with Ariane Daguin [Astor Center]
There’s been some buzz the last few days about Anthony Bourdain's Holiday Special, a likable, perverse piece of holiday programming recently on the Discovery Channel. (It's like A Charlie Brown Christmas, except with foie gras, instead of a spindly tree.) The highlight of the show is Bourdain’s visit to a Hudson Valley foie gras farm, where he finds that ducks really don’t mind being force-fed and that foie gras is (surprise, surprise) all right to eat after all. Having visited the same farm ourselves, we can testify that the birds don’t seem to mind a periodic forced-stuffing; their long throats are built to handle whole spiny fishes, so a smooth tube going in for three seconds doesn’t bother them any more than a drunken handful of tater tots would you or me.
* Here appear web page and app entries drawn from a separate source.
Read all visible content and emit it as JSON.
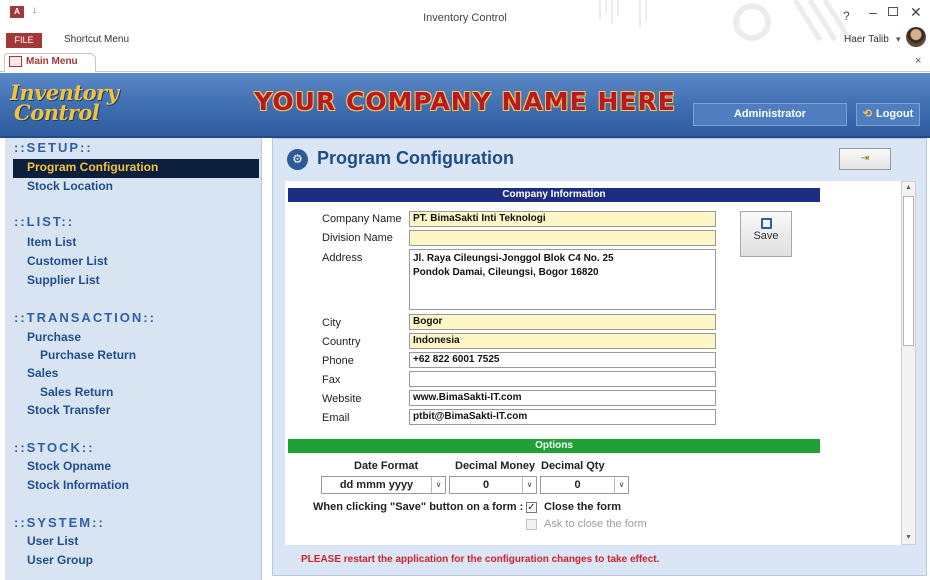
{
  "window": {
    "title": "Inventory Control",
    "app_icon": "A",
    "qat": "↓",
    "help": "?",
    "minimize": "–",
    "close": "✕",
    "file_tab": "FILE",
    "shortcut_menu": "Shortcut Menu",
    "user_name": "Haer Talib",
    "user_caret": "▾"
  },
  "doc_tabs": {
    "active": "Main Menu",
    "close": "×"
  },
  "header": {
    "logo_line1": "Inventory",
    "logo_line2": "Control",
    "company_name": "YOUR COMPANY NAME HERE",
    "role": "Administrator",
    "logout": "Logout",
    "logout_icon": "⟲"
  },
  "sidebar": {
    "sections": [
      {
        "label": "::SETUP::"
      },
      {
        "label": "::LIST::"
      },
      {
        "label": "::TRANSACTION::"
      },
      {
        "label": "::STOCK::"
      },
      {
        "label": "::SYSTEM::"
      }
    ],
    "items": [
      {
        "label": "Program Configuration"
      },
      {
        "label": "Stock Location"
      },
      {
        "label": "Item List"
      },
      {
        "label": "Customer List"
      },
      {
        "label": "Supplier List"
      },
      {
        "label": "Purchase"
      },
      {
        "label": "Purchase Return"
      },
      {
        "label": "Sales"
      },
      {
        "label": "Sales Return"
      },
      {
        "label": "Stock Transfer"
      },
      {
        "label": "Stock Opname"
      },
      {
        "label": "Stock Information"
      },
      {
        "label": "User List"
      },
      {
        "label": "User Group"
      }
    ]
  },
  "panel": {
    "title": "Program Configuration",
    "title_icon": "⚙",
    "exit_icon": "⇥"
  },
  "company": {
    "section_title": "Company Information",
    "labels": {
      "company_name": "Company Name",
      "division_name": "Division Name",
      "address": "Address",
      "city": "City",
      "country": "Country",
      "phone": "Phone",
      "fax": "Fax",
      "website": "Website",
      "email": "Email"
    },
    "values": {
      "company_name": "PT. BimaSakti Inti Teknologi",
      "division_name": "",
      "address_line1": "Jl. Raya Cileungsi-Jonggol Blok C4 No. 25",
      "address_line2": "Pondok Damai, Cileungsi, Bogor 16820",
      "city": "Bogor",
      "country": "Indonesia",
      "phone": "+62 822 6001 7525",
      "fax": "",
      "website": "www.BimaSakti-IT.com",
      "email": "ptbit@BimaSakti-IT.com"
    },
    "save_label": "Save"
  },
  "options": {
    "section_title": "Options",
    "date_format_label": "Date Format",
    "date_format_value": "dd mmm yyyy",
    "decimal_money_label": "Decimal Money",
    "decimal_money_value": "0",
    "decimal_qty_label": "Decimal Qty",
    "decimal_qty_value": "0",
    "dropdown_arrow": "∨",
    "save_prompt": "When clicking \"Save\" button on a form :",
    "close_form_label": "Close the form",
    "close_form_checked": "✓",
    "ask_close_label": "Ask to close the form"
  },
  "scroll": {
    "up": "▲",
    "down": "▼"
  },
  "notice": "PLEASE restart the application for the configuration changes to take effect."
}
Mix up your holiday charitable giving by entering a raffle for a coffee date with Per Se’s Thomas Keller or Ferran Adrià of Spain’s El Bulli. [NYT]
Related: Ferran Adrià, Molecular Gastronomist—Who, Me? [NYM]
On his No Reservations holiday special, Anthony Bourdain spoke with a veterinarian who explained that foie gras production is not the demonic act it has been portrayed as by animal-rights groups, so eat up! [Eat for Victory/VV]
If Amy Sacco didn’t convince you of the growing synergy between restaurants and real estate, consider that Centovini has just struck a deal with luxe condo Soho Mews that offers not only delivery to the building but also the option to have executive chef Patti Jackson provide in-home cooking. [NYP]
Momofuku Noodle Bar 2.0 is set to open Tuesday, which by David Chang’s accounts should mean Ko will be raised in one night and ready by Wednesday in the original’s former space. [Eater]
Related: Keeping Up With the MomofukusFood & Wine questions whether Meryl Streep can carry the role of their “Patron Saint” Julia Child, though they have hope from a scene in The Hours in which the actress “deftly separated egg whites from egg yolks by letting the whites run through her fingers.” [Mouthing Off/Food&Wine]
Hudson Valley is the largest foie gras producer in the country so even though 15,000 breeding ducks were killed in a fire this week, it “shouldn’t seriously affect production,” says Frank Bruni. [Diner’s Journal/NYT]
Iacopo Falai impressed a lot of experienced eaters when he opened Falai, his small, eponymous restaurant on the Lower East Side, catching them off-guard with his very modern take on Italian food. This foie gras appetizer, rare enough on Italian menus, comes from out of left field. “There are more contrasting flavors and textures in this dish than any foie gras dish on the planet,” Falai boasts. “Start with the croquette and go clockwise. It’s warm and should be eaten right away. The chocolate I’d like to be last, because it gives a strong, savory end to the dish. There’s so much interaction here for the customer to discover.” As always, mouse over the different elements to read them described in Falai’s own words.
Merkat has its own secret, PDT-style back room, Merkat Negre, with a chalkboard menu and a “young, pleasantly noisy crowd.” [Restaurant Girl]
A typical weekend for a Red Hook soccer-fields vendor involves endless prep work, setting up by 7:30 a.m., cooking all day, and breaking the stand down at night … [NYT]
But the vendors' rituals are safe until October 28, thanks to the intercession of Senator Chuck Schumer. [Serious Eats]
The evils of foie gras production are old news, but somehow, the stuff keeps finding its way to our tables. Possibly because it’s so freaking good. David Coleman, chef de cuisine at Tocqueville, is featuring the controversial delicacy on his menu tonight, simply seared and served with apricots glazed with sherry caramel, alongside ramps and chocolate-mint purée. “The dish is inspired by the first spring ingredients finally available — ramps from the Greenmarket and also the first apricots from California, which have a short season from May to July.” Sure, David. The dish is inspired by spring produce, not the voluptuously buttery, sweet taste of what gastronomes like Charles Gerard have called “the supreme fruit of gastronomy.” We don’t believe you, but we will happily eat it anyway.